## Data supplied
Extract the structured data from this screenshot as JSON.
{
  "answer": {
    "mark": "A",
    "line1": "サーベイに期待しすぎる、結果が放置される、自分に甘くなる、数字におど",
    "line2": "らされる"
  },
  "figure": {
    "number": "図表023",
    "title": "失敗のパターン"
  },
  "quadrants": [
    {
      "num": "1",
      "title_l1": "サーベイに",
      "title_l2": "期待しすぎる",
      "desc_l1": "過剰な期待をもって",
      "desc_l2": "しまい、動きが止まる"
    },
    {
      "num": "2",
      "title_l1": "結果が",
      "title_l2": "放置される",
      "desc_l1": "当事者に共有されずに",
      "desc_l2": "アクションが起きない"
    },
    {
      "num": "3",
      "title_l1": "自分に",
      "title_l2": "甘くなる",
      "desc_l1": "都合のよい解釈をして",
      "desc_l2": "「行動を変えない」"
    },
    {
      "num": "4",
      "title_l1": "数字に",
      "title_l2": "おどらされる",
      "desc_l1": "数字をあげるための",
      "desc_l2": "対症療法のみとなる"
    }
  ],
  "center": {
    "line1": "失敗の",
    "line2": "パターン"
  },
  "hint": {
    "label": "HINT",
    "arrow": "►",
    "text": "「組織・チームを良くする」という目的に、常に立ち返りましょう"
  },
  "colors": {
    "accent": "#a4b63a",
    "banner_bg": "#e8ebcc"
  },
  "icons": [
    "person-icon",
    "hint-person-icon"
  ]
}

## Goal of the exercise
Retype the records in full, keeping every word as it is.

## Output for this exercise
Extract the structured data from this screenshot as JSON.
{
  "answer": {
    "mark": "A",
    "line1": "サーベイに期待しすぎる、結果が放置される、自分に甘くなる、数字におど",
    "line2": "らされる"
  },
  "figure": {
    "number": "図表023",
    "title": "失敗のパターン"
  },
  "quadrants": [
    {
      "num": "1",
      "title_l1": "サーベイに",
      "title_l2": "期待しすぎる",
      "desc_l1": "過剰な期待をもって",
      "desc_l2": "しまい、動きが止まる"
    },
    {
      "num": "2",
      "title_l1": "結果が",
      "title_l2": "放置される",
      "desc_l1": "当事者に共有されずに",
      "desc_l2": "アクションが起きない"
    },
    {
      "num": "3",
      "title_l1": "自分に",
      "title_l2": "甘くなる",
      "desc_l1": "都合のよい解釈をして",
      "desc_l2": "「行動を変えない」"
    },
    {
      "num": "4",
      "title_l1": "数字に",
      "title_l2": "おどらされる",
      "desc_l1": "数字をあげるための",
      "desc_l2": "対症療法のみとなる"
    }
  ],
  "center": {
    "line1": "失敗の",
    "line2": "パターン"
  },
  "hint": {
    "label": "HINT",
    "arrow": "►",
    "text": "「組織・チームを良くする」という目的に、常に立ち返りましょう"
  },
  "colors": {
    "accent": "#a4b63a",
    "banner_bg": "#e8ebcc"
  },
  "icons": [
    "person-icon",
    "hint-person-icon"
  ]
}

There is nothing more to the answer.